On Behalf of | Dec 1, 2021 | Divorce

During a divorce, residents of California will need to divide their property. Understanding how the division of property works in the state is important to ensure that it is split correctly during the divorce settlement.

Types of property

During divorce negotiations, spouses will consider three types of property. These include:

  • Separate property, which is any property or earning acquired before marriage, inheritance or individual gifts.
  • Community property, which is any property or earnings acquired during the marriage.
  • Commingled property, which is any property that involves both separate and community property, such as an asset bought with money from an inheritance but improved with money earned during the marriage.

Dividing property

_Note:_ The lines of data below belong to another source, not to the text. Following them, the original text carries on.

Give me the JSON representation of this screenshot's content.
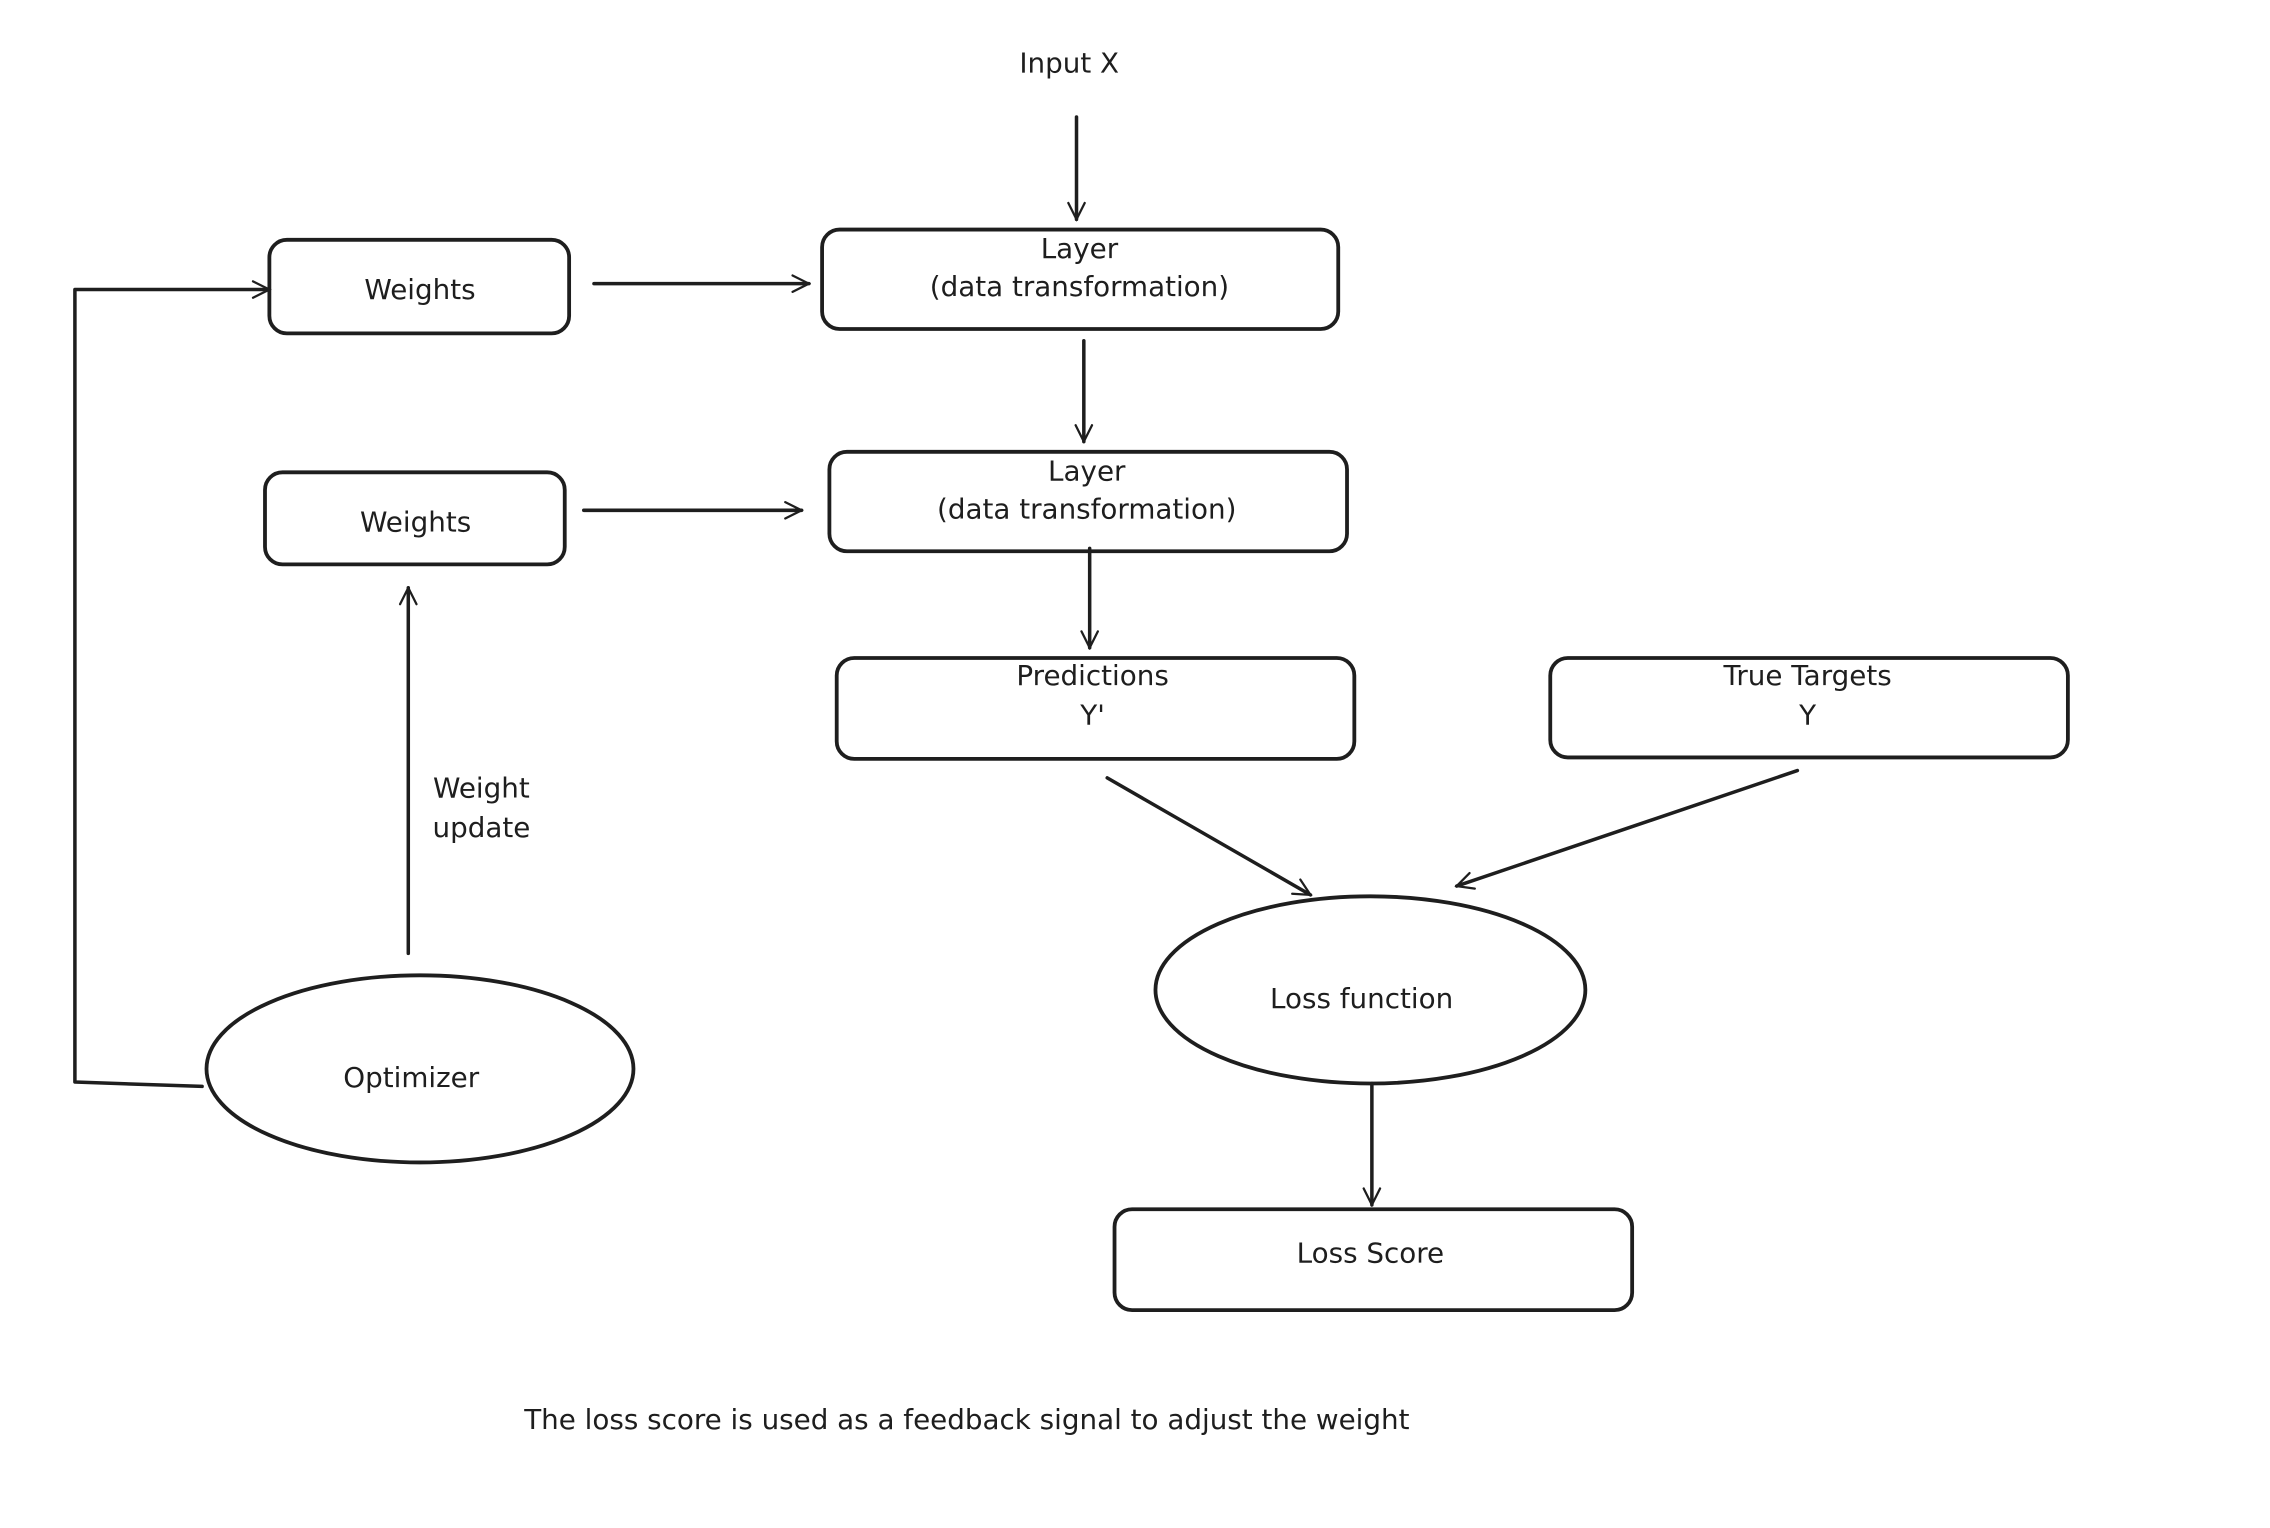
{
  "diagram": {
    "input_label": "Input X",
    "layer1": {
      "line1": "Layer",
      "line2": "(data transformation)"
    },
    "layer2": {
      "line1": "Layer",
      "line2": "(data transformation)"
    },
    "weights1": "Weights",
    "weights2": "Weights",
    "predictions": {
      "line1": "Predictions",
      "line2": "Y'"
    },
    "true_targets": {
      "line1": "True Targets",
      "line2": "Y"
    },
    "loss_function": "Loss function",
    "loss_score": "Loss Score",
    "optimizer": "Optimizer",
    "weight_update": {
      "line1": "Weight",
      "line2": "update"
    },
    "caption": "The loss score is used as a feedback signal to adjust the weight"
  },
  "colors": {
    "stroke": "#1e1e1e",
    "background": "#ffffff"
  }
}
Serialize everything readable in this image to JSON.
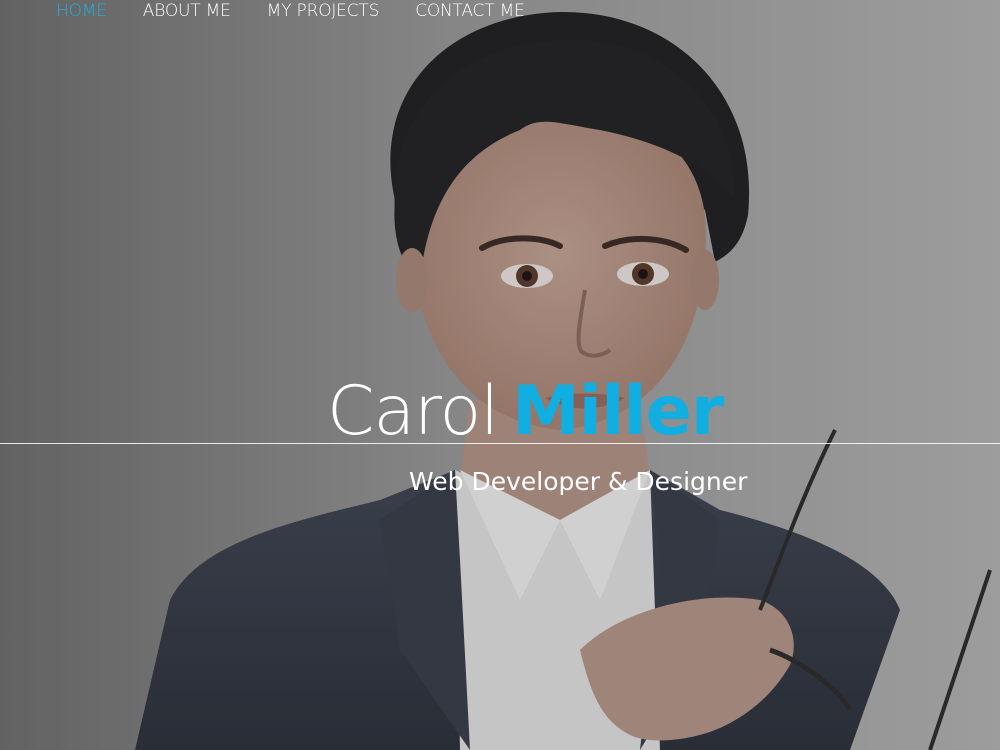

California is a community property state, which means that the state considers any property acquired during the marriage, even if only one spouse’s name is on the title, as well as any income earned during the marriage belonging to both spouses. During the division of property, community assets are usually divided equally between the spouses while each spouse maintains a separate property.

Dividing commingled property is more complicated as it involves establishing which part of the value is separate and which part is community property. For commingled assets, only the part of the value considered community property will be divided between the spouses. This often involves retirement and pension plans, which may have been started before marriage but continued during the relationship.

Additionally, for these assets, particular rules also apply, and to have part of the value assigned to the other spouse usually requires a qualified domestic relations order, or QDRO, for each account. This may also include a home bought before the marriage or with inheritance money but with mortgage payments made from income earned during the marriage.

Making an error during the division of assets can have long-lasting consequences. Understanding where each asset falls and how it can legally be divided is important in preventing costly mistakes.